DENTISTSI hate going to the dentist. I'm always afraid that they're going to hurt me, and I'm not very good at pain, at tolerating pain, I mean. I remember the first time,w hen I was a kid, going to the dentists, it seemed I never went to the dentist when I was a kid until I had a toothache, that's my parents fault, isn't it, I guess. They should have taken better care of my teeth when I was little, and then I wouldn't have so much grief now with my teeth. But back then I would go to the dentists and he would have this godawful drill that would make this awful noise and it seemed like it always hurt. I remember there was this sign in his office that said PAINLESS DENTIST, UPSTAIRS, but there was no upstairs in his building. Some joke, huh? I can't think of anything to say, and I can't think of anything more to say. Oh, I wonder how come anyone in his right might mind would ever want to become a dentist, putting his fingers into other people's mouths all day, all that spit and blood and not there's the fear of getting AIDS from your clients that they have to wear those rubber gloves and I hate the feel of those things in my mouth, too, and the sound of that thing that draws the spit out of your mouth. I wonder why my folks didn't take me to the dentist BEFORE i had trouble. Probably because when they were growing up it was bad times and they didn't have any money for things like the dentist and it was just taken for granted that you were going to get cavieties and lose a lot of teeth before you were even an adult. I can't think of anything more to say. I can't think of anything more to say. all I know is that when I have kids, they're going to the dentist every six months whether they want to or not and maybe by then they'll have invented some way to absolutely prevent cavities and maybe there won't even be any dentists or if there are it'll just be to clean your teeth and make sure they're straight and pearly white and we won't worry about cavities and stuff like that that causes pain anymore. DENTISTS, MY ATTITUDE HAS CHANGED AS I GOT OLDER.

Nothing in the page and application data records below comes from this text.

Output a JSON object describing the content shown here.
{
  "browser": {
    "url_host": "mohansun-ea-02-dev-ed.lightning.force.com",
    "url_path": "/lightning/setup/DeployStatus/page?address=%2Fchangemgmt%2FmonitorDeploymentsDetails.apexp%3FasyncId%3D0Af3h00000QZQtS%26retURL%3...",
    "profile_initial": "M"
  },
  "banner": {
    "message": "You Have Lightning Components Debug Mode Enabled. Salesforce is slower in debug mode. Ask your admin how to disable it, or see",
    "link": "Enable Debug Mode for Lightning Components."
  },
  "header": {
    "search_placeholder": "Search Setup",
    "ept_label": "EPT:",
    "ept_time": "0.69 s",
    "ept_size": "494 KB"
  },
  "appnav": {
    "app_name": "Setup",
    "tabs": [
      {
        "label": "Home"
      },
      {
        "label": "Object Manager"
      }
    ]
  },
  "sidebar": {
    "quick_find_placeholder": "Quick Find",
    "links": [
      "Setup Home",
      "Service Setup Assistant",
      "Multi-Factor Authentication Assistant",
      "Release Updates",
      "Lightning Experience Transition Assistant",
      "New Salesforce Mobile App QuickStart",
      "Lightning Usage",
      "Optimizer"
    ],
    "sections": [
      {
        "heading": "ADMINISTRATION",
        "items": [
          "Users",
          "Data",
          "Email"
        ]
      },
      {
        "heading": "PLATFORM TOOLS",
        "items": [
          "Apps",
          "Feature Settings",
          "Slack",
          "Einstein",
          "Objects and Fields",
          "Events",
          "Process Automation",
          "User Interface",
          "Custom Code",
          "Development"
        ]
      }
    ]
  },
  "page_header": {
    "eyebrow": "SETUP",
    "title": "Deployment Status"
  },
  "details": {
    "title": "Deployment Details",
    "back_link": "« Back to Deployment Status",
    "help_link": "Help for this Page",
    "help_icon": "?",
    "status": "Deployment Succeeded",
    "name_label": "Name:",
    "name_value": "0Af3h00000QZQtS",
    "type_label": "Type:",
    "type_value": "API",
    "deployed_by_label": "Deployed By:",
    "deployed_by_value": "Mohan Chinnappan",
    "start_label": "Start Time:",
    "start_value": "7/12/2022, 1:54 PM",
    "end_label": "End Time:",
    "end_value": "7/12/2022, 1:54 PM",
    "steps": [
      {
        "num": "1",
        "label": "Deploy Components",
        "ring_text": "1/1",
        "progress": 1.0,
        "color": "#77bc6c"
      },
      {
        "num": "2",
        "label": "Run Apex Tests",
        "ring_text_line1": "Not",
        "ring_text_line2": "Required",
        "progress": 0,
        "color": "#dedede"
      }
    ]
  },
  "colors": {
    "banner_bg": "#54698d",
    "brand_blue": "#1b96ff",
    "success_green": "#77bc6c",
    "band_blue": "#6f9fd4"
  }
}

Looking back over this paragraph, do you see any ideas that might lend themselves toward an essay on dentists or at least the beginnings of one? Why would one want to become a dentist? or some other "unpleasant" line of medical work (even worse than dentistry)? How have attitudes toward going to the dentist changed over the years? Will better toothpastes, etc. eventually make dentists obsolete? How do dentists cope with the threat of AIDS? Is it a real threat?
Click HERE for a blank text-area, complete with automatic line-wrapping and ten-minute timer, where you can practice, online, your own freewriting. You might have to click in the upper left-hand corner of the text-area to make your typing cursor appear. When the ten-minute period expires, the page disappears, but you can get back to it by clicking on your browser's BACK button. Also, you can erase your text by clicking on the button at the bottom of the text-area. Use the following hyperlinks if you prefer an Eight-Minute Timer or a Five-Minute Timer or an Untimed Exercise.an excellent paper on the uses of freewriting in college English courses, was written by Wendy Major. Her paper, written for the English Department of Texas Tech University, contains an extensive bibliography on freewriting and other such techniques. It is reproduced here with the permission of Dr. Fred Kemp, Director of Composition at Texas Tech University.